## What is being asked
Among the lines of the data, copy those that hold "gear".

Component data from apps and pages:
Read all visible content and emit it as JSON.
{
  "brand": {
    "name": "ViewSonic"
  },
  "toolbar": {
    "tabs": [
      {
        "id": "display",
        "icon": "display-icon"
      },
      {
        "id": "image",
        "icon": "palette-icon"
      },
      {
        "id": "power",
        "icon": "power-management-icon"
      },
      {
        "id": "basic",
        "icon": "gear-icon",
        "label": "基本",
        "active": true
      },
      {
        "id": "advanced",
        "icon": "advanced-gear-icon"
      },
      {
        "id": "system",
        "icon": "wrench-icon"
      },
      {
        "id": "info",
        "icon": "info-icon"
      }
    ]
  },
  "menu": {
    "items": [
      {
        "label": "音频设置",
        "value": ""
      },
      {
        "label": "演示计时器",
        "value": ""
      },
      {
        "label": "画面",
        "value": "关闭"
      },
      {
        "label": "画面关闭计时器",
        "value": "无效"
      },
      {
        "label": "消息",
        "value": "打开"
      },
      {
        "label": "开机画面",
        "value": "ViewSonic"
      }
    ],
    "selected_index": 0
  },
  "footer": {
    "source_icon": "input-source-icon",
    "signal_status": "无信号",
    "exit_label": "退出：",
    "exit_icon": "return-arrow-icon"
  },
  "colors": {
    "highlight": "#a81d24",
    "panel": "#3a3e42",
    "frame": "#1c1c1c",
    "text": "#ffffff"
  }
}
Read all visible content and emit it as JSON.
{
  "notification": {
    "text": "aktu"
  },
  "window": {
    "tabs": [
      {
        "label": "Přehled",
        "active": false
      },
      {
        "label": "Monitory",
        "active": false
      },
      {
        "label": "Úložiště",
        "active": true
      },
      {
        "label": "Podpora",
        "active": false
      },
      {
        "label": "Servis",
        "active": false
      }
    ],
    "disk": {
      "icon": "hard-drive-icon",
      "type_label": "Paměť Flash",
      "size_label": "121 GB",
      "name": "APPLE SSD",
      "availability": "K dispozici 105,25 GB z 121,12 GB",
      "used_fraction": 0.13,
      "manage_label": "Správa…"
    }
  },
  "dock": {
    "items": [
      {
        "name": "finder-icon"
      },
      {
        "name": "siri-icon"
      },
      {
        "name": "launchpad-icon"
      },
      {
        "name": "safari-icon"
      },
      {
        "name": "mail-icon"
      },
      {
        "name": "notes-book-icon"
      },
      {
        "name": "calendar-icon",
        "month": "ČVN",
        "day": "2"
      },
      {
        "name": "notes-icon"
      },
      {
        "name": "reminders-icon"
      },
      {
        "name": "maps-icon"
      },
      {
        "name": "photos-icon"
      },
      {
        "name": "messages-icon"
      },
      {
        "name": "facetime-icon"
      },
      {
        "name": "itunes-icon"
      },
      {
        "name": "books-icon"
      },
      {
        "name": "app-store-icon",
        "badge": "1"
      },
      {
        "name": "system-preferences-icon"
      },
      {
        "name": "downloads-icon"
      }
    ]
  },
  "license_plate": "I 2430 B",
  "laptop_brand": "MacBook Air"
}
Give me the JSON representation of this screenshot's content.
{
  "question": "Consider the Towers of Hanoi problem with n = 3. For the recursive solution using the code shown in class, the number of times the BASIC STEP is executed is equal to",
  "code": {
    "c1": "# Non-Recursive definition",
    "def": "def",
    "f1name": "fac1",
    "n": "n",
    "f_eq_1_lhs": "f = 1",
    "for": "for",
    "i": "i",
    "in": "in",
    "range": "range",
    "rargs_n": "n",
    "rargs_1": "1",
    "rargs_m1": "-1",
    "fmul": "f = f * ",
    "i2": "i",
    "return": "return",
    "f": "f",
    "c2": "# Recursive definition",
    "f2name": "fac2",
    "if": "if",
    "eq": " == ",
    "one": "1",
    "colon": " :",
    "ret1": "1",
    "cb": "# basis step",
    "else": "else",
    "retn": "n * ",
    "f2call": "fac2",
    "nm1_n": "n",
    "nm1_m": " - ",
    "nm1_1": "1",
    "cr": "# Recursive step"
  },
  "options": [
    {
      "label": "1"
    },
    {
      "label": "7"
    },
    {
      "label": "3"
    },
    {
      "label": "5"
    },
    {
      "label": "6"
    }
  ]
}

## Exercise output
        "icon": "gear-icon",
        "icon": "advanced-gear-icon"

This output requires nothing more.